New and tougher rules designed to protect coal miners from the coal and silica dust that causes the fatal disease black lung may not be enough to stem an "epidemic" of the worst stages of the disease or the highest rates of disease in Central Appalachia in 25 years.
That's the conclusion of a review of the federal government's latest efforts to keep coal miners from being exposed to excessive and toxic amounts of the dust they create as they cut into coal seams.
The review, released Thursday from the National Academies of Sciences, Engineering, and Medicine, notes that coal mine operators comply with the new dust control regulations at a rate of more than 99 percent, but "these approaches may not guarantee that exposures will be controlled adequately or that future disease rates will decline."
The NAS review committee of mining experts says "a fundamental shift is needed in the way mine operators approach exposure control," including "beyond compliance" efforts that exceed the safety requirements of federal rules and regulations.
The new dust control measures were imposed by the federal Mine Safety and Health Administration during the Obama administration and took full effect in August 2016. They require a select number of miners to wear dust-sampling devices that can monitor coal dust exposure in real time. Previously, samples could take weeks to analyze.
The real-time monitoring gives the miners and mine operators the chance to adapt so that workers are exposed to less dust. They can boost ventilation that sends clean air through the mine to sweep away dust. They can increase the amount of water sprayed on the coal seam as mining machines dig into the coal. They can slow mining machines so they produce less dust. And they can move exposed miners to areas with less or no dust.
But the NAS committee found that dust readings may still be inadequate because they "may not be representative of the dust exposure to others not wearing the device."
"We still have to sample more people and we have to sample them more frequently," says Dr. Robert Cohen, a pulmonologist and black lung researcher at the University of Illinois, Chicago, who reviewed drafts of the report.
Also, the new dust monitors do not provide real-time sampling of silica dust, which is created when mining machines cut into sandstone and is far more toxic than coal dust alone. Cutting sandstone has occurred more often in Central Appalachia as large coal seams are mined out and the thinner seams that remain have sandstone mixed with the coal.
The NAS report calls for the development of a real-time silica dust sampling monitor, and the National Institute for Occupational Safety and Health is trying to invent such a device. So far, NIOSH has produced a monitoring system that provides silica exposure results at the end of a miner's shift. It is expected to be available to mining companies for voluntary use soon.
Rep. Bobby Scott, D-Va., the ranking Democrat on the House Committee on Education and the Workforce, wants MSHA to require use of the new end-of-shift monitors.

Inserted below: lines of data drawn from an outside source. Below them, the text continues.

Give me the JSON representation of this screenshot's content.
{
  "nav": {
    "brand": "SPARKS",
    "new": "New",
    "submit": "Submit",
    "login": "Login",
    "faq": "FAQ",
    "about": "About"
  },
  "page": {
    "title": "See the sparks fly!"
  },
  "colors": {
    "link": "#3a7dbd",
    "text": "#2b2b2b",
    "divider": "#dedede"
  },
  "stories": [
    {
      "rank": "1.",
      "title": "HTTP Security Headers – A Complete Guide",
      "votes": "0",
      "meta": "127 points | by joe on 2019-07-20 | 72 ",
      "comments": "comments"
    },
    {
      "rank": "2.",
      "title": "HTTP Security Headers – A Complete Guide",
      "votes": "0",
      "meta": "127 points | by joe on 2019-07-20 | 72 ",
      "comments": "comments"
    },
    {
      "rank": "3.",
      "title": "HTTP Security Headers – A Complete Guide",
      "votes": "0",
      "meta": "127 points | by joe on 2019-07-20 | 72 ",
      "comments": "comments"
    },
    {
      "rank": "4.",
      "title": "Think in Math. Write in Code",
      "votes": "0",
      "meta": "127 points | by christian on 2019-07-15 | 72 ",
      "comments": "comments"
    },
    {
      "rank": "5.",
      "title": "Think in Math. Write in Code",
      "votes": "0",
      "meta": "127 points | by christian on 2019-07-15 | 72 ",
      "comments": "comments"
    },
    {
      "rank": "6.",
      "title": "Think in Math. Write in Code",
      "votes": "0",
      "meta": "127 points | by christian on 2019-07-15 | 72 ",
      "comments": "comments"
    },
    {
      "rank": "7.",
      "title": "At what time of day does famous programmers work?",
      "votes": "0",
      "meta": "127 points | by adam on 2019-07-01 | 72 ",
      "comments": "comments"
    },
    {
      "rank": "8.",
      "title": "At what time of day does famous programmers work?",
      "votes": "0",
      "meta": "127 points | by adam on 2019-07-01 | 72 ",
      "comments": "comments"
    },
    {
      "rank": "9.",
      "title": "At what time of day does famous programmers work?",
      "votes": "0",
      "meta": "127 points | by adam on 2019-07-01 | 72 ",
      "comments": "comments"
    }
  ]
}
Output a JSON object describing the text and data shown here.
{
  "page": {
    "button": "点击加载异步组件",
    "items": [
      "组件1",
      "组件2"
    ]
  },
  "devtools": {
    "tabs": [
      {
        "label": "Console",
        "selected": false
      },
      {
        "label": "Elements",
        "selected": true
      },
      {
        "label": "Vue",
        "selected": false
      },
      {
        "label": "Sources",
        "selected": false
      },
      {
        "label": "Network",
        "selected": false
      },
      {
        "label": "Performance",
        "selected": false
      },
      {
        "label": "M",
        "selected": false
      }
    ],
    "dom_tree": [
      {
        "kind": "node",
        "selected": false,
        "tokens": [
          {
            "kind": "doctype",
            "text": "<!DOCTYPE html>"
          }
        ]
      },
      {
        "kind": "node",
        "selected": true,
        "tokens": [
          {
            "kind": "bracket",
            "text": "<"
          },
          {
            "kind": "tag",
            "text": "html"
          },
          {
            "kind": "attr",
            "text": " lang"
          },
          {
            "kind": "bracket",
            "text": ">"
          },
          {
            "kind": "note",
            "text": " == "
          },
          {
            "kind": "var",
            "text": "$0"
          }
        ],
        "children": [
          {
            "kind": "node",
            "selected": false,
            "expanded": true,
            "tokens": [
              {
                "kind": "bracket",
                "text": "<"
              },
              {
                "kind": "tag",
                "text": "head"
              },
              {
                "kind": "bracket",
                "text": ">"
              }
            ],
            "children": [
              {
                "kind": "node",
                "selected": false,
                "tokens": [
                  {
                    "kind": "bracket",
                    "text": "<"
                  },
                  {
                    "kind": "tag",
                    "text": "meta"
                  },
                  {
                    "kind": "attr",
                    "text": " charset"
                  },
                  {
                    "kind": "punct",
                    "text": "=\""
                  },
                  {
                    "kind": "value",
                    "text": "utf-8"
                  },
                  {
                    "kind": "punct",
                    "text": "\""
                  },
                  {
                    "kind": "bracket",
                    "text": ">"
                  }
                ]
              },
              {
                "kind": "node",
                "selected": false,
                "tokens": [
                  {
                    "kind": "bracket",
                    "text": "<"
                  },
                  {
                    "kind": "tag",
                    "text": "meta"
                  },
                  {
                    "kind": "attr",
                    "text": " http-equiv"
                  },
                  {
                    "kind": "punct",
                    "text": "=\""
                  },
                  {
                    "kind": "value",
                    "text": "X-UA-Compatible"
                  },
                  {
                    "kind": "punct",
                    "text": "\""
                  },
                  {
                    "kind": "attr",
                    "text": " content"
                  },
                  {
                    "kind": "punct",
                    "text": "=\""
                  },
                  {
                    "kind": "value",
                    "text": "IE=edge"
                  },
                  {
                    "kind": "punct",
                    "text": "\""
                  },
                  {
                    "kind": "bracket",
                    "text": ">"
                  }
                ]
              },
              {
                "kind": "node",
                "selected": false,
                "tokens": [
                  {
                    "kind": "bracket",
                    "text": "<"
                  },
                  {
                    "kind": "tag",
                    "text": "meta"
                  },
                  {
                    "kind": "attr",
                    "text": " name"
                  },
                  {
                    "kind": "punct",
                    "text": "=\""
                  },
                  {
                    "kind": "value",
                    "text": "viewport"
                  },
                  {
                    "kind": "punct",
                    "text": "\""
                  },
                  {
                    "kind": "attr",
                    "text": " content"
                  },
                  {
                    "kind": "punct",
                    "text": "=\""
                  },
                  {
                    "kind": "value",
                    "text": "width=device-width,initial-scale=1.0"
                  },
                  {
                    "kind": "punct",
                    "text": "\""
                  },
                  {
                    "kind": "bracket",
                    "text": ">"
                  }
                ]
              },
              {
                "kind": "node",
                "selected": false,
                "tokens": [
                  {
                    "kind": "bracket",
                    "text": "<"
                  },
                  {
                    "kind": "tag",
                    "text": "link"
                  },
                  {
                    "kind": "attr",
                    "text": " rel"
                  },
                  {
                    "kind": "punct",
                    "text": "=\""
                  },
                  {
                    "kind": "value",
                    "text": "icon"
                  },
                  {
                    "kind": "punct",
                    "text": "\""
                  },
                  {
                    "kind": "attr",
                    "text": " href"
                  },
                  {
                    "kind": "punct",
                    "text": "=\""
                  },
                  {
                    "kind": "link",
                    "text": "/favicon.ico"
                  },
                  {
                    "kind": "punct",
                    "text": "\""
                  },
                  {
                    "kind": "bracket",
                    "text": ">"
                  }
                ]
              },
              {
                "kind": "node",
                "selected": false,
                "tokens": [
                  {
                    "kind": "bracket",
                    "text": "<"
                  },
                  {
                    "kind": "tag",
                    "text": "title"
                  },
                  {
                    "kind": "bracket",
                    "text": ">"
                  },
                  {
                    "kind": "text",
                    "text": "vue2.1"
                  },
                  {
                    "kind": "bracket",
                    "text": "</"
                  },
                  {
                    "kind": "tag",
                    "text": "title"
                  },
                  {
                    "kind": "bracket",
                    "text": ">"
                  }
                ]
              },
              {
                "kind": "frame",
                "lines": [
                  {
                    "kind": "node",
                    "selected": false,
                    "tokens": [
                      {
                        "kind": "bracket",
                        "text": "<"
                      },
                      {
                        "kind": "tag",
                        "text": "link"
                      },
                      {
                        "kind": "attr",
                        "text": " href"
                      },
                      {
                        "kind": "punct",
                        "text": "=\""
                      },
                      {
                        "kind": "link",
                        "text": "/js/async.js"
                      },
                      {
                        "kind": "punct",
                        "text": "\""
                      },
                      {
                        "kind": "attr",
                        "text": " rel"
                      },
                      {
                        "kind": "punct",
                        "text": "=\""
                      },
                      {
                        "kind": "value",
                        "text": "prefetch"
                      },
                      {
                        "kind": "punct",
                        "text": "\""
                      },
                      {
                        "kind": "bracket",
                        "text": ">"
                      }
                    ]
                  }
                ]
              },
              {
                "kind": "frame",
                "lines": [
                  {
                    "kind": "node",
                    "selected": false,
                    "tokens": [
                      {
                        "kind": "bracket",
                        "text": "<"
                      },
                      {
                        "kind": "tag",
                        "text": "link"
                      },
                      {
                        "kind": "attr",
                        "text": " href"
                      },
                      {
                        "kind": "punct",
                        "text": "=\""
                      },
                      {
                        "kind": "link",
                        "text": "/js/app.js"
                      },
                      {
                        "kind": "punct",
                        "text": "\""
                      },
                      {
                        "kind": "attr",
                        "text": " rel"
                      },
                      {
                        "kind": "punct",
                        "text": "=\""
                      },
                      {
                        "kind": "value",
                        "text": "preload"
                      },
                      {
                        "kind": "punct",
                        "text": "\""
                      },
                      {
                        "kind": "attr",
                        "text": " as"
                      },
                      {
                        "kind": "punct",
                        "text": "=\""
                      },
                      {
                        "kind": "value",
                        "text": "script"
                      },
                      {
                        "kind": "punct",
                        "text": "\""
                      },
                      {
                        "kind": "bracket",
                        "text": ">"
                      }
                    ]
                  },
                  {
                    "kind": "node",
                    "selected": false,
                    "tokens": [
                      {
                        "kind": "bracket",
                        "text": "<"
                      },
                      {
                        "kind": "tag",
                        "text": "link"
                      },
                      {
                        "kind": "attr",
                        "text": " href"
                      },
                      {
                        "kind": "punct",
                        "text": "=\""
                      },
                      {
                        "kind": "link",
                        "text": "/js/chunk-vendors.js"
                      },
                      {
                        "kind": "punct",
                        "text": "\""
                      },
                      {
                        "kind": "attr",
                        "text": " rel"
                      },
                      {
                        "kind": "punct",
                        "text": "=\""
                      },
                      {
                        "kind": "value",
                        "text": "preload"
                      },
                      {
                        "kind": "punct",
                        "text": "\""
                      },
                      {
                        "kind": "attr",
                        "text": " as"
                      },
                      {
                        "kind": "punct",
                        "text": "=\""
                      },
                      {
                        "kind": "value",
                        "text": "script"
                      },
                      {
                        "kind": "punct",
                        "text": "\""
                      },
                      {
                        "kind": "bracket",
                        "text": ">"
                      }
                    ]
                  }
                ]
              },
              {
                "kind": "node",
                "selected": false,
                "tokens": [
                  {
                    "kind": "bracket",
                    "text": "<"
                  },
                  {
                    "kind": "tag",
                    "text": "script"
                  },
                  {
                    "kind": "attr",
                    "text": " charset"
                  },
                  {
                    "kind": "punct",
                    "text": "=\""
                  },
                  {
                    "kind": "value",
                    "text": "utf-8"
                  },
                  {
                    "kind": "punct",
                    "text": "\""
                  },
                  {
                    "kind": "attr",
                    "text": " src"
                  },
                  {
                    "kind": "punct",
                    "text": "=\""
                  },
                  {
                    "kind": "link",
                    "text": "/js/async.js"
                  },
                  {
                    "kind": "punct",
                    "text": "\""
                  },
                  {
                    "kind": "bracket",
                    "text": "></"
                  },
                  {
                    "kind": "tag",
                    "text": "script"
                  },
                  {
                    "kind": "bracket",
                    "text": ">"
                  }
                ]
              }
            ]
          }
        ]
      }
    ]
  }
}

"Mine operators do not have to monitor for silica exposure to miners, and MSHA only samples for silica four times a year, " Scott says. "If MSHA were to require operators to use this sensible technology, it would help save the lives of the miners it is charged to protect."
MSHA chief David Zatezalo, a former mining company executive and industry lobbyist, told Scott in February that "MSHA is working with NIOSH to determine the accuracy and the reliability of any end-of-shift monitoring technology."
The National Mining Association, which represents coal companies, said in a statement that its members "have been pursuing a 'beyond compliance approach' for decades" but added "we are in absolute agreement that more must be done to significantly enhance health protection for our nation's coal miners."
MSHA spokeswoman Amy Louviere, asked for comment on the NAS report, said: "We will be reviewing the report thoroughly before making any public comment."
The NAS review was sought by Republican members of Congress and was mandated in a 2016 appropriations act. That raised concerns that "there might be some aspects of the report that might be used to undermine and roll back these regulations," says Cohen, the black lung researcher.
But "it didn't have that in there," Cohen adds. "In fact, it really recommended people going further than the current regulations."
NAS committee member Emily Sarver, an associate professor of mining and minerals engineering at Virginia Tech, notes that black lung disease has a long latency period and so the effects of the new mine dust regulations, including the high industry compliance rate, will take time to be fully understood.
"Coal mine ... dust diseases generally take on the order of 10 or more years to be diagnosed from time of exposure," Sarver says. "What the committee is saying though is it may be a number of years before we know, does that result in a decreased incidence of disease?"